(EXERCISE REQUIREMENTS): This exercise asks for the entries below to be printed exactly.
┌─ THE DATA
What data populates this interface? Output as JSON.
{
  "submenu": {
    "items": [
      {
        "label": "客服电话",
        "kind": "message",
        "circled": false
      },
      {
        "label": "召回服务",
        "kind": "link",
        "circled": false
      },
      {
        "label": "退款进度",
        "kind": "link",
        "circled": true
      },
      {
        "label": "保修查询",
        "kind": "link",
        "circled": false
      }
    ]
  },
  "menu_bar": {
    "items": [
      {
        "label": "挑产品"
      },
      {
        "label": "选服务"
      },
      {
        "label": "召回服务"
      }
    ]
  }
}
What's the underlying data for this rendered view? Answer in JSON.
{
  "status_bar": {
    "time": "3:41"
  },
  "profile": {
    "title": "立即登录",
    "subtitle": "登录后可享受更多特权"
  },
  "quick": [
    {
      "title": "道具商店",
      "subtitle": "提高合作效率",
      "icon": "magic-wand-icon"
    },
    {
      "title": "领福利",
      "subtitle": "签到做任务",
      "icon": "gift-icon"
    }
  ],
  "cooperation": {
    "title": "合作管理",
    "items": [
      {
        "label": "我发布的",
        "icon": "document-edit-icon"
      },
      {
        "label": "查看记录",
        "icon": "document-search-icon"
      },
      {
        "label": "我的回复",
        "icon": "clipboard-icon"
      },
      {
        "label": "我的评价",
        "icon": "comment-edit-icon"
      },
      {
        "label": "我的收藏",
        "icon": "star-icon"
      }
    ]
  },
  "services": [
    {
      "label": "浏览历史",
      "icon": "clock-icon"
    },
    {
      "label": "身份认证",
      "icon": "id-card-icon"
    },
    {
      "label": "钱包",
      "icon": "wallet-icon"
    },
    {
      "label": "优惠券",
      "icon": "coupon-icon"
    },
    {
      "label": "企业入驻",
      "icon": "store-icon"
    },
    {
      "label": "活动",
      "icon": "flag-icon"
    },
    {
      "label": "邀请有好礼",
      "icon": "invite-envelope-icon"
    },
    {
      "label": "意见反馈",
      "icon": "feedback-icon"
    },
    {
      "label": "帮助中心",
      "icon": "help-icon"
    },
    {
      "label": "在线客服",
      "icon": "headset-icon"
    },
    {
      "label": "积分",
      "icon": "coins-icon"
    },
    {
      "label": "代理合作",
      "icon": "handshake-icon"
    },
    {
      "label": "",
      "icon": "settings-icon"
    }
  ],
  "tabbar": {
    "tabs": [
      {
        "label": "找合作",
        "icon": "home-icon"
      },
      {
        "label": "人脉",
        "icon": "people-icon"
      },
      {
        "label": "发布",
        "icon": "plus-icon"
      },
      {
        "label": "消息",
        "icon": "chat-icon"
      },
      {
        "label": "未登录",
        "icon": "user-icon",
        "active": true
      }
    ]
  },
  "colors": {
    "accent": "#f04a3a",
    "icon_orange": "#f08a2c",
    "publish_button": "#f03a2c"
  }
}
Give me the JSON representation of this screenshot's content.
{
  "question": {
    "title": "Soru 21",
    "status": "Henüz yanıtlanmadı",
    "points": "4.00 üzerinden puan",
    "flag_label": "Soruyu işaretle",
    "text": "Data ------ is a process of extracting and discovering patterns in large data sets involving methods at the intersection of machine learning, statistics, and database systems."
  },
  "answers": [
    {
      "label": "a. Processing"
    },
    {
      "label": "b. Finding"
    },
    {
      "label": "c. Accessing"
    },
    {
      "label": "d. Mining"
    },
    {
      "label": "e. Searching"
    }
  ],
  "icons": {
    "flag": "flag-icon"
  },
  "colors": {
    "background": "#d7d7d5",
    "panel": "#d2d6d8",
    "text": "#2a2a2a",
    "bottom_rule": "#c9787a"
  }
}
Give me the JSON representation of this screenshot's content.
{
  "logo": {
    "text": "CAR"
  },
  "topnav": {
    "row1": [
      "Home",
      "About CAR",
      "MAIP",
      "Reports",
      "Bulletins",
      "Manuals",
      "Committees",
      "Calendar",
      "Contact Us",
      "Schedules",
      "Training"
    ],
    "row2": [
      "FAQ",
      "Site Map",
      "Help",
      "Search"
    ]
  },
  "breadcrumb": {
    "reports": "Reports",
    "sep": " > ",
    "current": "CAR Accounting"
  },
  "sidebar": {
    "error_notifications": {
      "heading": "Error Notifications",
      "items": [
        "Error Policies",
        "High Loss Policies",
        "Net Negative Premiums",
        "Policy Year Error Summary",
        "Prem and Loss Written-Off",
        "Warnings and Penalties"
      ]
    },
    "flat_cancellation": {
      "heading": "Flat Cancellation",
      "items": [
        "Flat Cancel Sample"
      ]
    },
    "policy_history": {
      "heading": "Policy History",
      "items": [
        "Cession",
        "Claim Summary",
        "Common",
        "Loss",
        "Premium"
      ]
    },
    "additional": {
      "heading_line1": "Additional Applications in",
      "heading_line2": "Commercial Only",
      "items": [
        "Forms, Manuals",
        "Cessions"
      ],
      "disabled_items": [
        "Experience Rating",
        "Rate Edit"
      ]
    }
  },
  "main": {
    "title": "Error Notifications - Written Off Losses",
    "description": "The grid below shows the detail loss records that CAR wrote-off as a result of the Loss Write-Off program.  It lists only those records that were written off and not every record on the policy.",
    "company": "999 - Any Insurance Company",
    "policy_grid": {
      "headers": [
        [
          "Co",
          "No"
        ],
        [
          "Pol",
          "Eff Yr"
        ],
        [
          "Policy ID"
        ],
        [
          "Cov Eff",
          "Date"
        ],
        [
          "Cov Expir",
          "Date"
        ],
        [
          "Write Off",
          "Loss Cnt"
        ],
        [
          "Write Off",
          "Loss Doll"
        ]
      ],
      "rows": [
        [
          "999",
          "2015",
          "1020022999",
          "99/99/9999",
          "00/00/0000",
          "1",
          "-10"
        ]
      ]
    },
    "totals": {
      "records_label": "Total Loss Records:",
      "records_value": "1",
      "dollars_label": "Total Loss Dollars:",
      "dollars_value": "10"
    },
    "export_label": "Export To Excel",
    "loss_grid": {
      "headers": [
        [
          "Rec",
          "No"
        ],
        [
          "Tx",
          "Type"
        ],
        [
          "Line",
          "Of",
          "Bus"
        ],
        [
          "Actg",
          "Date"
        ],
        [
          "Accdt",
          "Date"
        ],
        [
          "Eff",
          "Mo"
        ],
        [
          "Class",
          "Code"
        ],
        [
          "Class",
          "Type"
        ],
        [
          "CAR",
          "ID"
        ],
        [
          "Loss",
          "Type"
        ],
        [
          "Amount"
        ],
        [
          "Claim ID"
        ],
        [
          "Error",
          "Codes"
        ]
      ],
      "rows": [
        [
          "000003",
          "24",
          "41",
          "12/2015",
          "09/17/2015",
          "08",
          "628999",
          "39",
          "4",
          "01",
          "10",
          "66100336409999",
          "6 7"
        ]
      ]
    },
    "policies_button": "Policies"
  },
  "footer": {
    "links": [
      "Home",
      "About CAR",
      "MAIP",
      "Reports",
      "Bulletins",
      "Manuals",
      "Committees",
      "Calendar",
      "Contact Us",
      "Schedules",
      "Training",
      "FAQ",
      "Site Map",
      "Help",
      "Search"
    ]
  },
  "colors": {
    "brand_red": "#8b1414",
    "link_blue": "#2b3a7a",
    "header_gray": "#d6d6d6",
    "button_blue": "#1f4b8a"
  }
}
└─
(RESULT):
What data populates this interface? Output as JSON.
{
  "submenu": {
    "items": [
      {
        "label": "客服电话",
        "kind": "message",
        "circled": false
      },
      {
        "label": "召回服务",
        "kind": "link",
        "circled": false
      },
      {
        "label": "退款进度",
        "kind": "link",
        "circled": true
      },
      {
        "label": "保修查询",
        "kind": "link",
        "circled": false
      }
    ]
  },
  "menu_bar": {
    "items": [
      {
        "label": "挑产品"
      },
      {
        "label": "选服务"
      },
      {
        "label": "召回服务"
      }
    ]
  }
}
What's the underlying data for this rendered view? Answer in JSON.
{
  "status_bar": {
    "time": "3:41"
  },
  "profile": {
    "title": "立即登录",
    "subtitle": "登录后可享受更多特权"
  },
  "quick": [
    {
      "title": "道具商店",
      "subtitle": "提高合作效率",
      "icon": "magic-wand-icon"
    },
    {
      "title": "领福利",
      "subtitle": "签到做任务",
      "icon": "gift-icon"
    }
  ],
  "cooperation": {
    "title": "合作管理",
    "items": [
      {
        "label": "我发布的",
        "icon": "document-edit-icon"
      },
      {
        "label": "查看记录",
        "icon": "document-search-icon"
      },
      {
        "label": "我的回复",
        "icon": "clipboard-icon"
      },
      {
        "label": "我的评价",
        "icon": "comment-edit-icon"
      },
      {
        "label": "我的收藏",
        "icon": "star-icon"
      }
    ]
  },
  "services": [
    {
      "label": "浏览历史",
      "icon": "clock-icon"
    },
    {
      "label": "身份认证",
      "icon": "id-card-icon"
    },
    {
      "label": "钱包",
      "icon": "wallet-icon"
    },
    {
      "label": "优惠券",
      "icon": "coupon-icon"
    },
    {
      "label": "企业入驻",
      "icon": "store-icon"
    },
    {
      "label": "活动",
      "icon": "flag-icon"
    },
    {
      "label": "邀请有好礼",
      "icon": "invite-envelope-icon"
    },
    {
      "label": "意见反馈",
      "icon": "feedback-icon"
    },
    {
      "label": "帮助中心",
      "icon": "help-icon"
    },
    {
      "label": "在线客服",
      "icon": "headset-icon"
    },
    {
      "label": "积分",
      "icon": "coins-icon"
    },
    {
      "label": "代理合作",
      "icon": "handshake-icon"
    },
    {
      "label": "",
      "icon": "settings-icon"
    }
  ],
  "tabbar": {
    "tabs": [
      {
        "label": "找合作",
        "icon": "home-icon"
      },
      {
        "label": "人脉",
        "icon": "people-icon"
      },
      {
        "label": "发布",
        "icon": "plus-icon"
      },
      {
        "label": "消息",
        "icon": "chat-icon"
      },
      {
        "label": "未登录",
        "icon": "user-icon",
        "active": true
      }
    ]
  },
  "colors": {
    "accent": "#f04a3a",
    "icon_orange": "#f08a2c",
    "publish_button": "#f03a2c"
  }
}
Give me the JSON representation of this screenshot's content.
{
  "question": {
    "title": "Soru 21",
    "status": "Henüz yanıtlanmadı",
    "points": "4.00 üzerinden puan",
    "flag_label": "Soruyu işaretle",
    "text": "Data ------ is a process of extracting and discovering patterns in large data sets involving methods at the intersection of machine learning, statistics, and database systems."
  },
  "answers": [
    {
      "label": "a. Processing"
    },
    {
      "label": "b. Finding"
    },
    {
      "label": "c. Accessing"
    },
    {
      "label": "d. Mining"
    },
    {
      "label": "e. Searching"
    }
  ],
  "icons": {
    "flag": "flag-icon"
  },
  "colors": {
    "background": "#d7d7d5",
    "panel": "#d2d6d8",
    "text": "#2a2a2a",
    "bottom_rule": "#c9787a"
  }
}
Give me the JSON representation of this screenshot's content.
{
  "logo": {
    "text": "CAR"
  },
  "topnav": {
    "row1": [
      "Home",
      "About CAR",
      "MAIP",
      "Reports",
      "Bulletins",
      "Manuals",
      "Committees",
      "Calendar",
      "Contact Us",
      "Schedules",
      "Training"
    ],
    "row2": [
      "FAQ",
      "Site Map",
      "Help",
      "Search"
    ]
  },
  "breadcrumb": {
    "reports": "Reports",
    "sep": " > ",
    "current": "CAR Accounting"
  },
  "sidebar": {
    "error_notifications": {
      "heading": "Error Notifications",
      "items": [
        "Error Policies",
        "High Loss Policies",
        "Net Negative Premiums",
        "Policy Year Error Summary",
        "Prem and Loss Written-Off",
        "Warnings and Penalties"
      ]
    },
    "flat_cancellation": {
      "heading": "Flat Cancellation",
      "items": [
        "Flat Cancel Sample"
      ]
    },
    "policy_history": {
      "heading": "Policy History",
      "items": [
        "Cession",
        "Claim Summary",
        "Common",
        "Loss",
        "Premium"
      ]
    },
    "additional": {
      "heading_line1": "Additional Applications in",
      "heading_line2": "Commercial Only",
      "items": [
        "Forms, Manuals",
        "Cessions"
      ],
      "disabled_items": [
        "Experience Rating",
        "Rate Edit"
      ]
    }
  },
  "main": {
    "title": "Error Notifications - Written Off Losses",
    "description": "The grid below shows the detail loss records that CAR wrote-off as a result of the Loss Write-Off program.  It lists only those records that were written off and not every record on the policy.",
    "company": "999 - Any Insurance Company",
    "policy_grid": {
      "headers": [
        [
          "Co",
          "No"
        ],
        [
          "Pol",
          "Eff Yr"
        ],
        [
          "Policy ID"
        ],
        [
          "Cov Eff",
          "Date"
        ],
        [
          "Cov Expir",
          "Date"
        ],
        [
          "Write Off",
          "Loss Cnt"
        ],
        [
          "Write Off",
          "Loss Doll"
        ]
      ],
      "rows": [
        [
          "999",
          "2015",
          "1020022999",
          "99/99/9999",
          "00/00/0000",
          "1",
          "-10"
        ]
      ]
    },
    "totals": {
      "records_label": "Total Loss Records:",
      "records_value": "1",
      "dollars_label": "Total Loss Dollars:",
      "dollars_value": "10"
    },
    "export_label": "Export To Excel",
    "loss_grid": {
      "headers": [
        [
          "Rec",
          "No"
        ],
        [
          "Tx",
          "Type"
        ],
        [
          "Line",
          "Of",
          "Bus"
        ],
        [
          "Actg",
          "Date"
        ],
        [
          "Accdt",
          "Date"
        ],
        [
          "Eff",
          "Mo"
        ],
        [
          "Class",
          "Code"
        ],
        [
          "Class",
          "Type"
        ],
        [
          "CAR",
          "ID"
        ],
        [
          "Loss",
          "Type"
        ],
        [
          "Amount"
        ],
        [
          "Claim ID"
        ],
        [
          "Error",
          "Codes"
        ]
      ],
      "rows": [
        [
          "000003",
          "24",
          "41",
          "12/2015",
          "09/17/2015",
          "08",
          "628999",
          "39",
          "4",
          "01",
          "10",
          "66100336409999",
          "6 7"
        ]
      ]
    },
    "policies_button": "Policies"
  },
  "footer": {
    "links": [
      "Home",
      "About CAR",
      "MAIP",
      "Reports",
      "Bulletins",
      "Manuals",
      "Committees",
      "Calendar",
      "Contact Us",
      "Schedules",
      "Training",
      "FAQ",
      "Site Map",
      "Help",
      "Search"
    ]
  },
  "colors": {
    "brand_red": "#8b1414",
    "link_blue": "#2b3a7a",
    "header_gray": "#d6d6d6",
    "button_blue": "#1f4b8a"
  }
}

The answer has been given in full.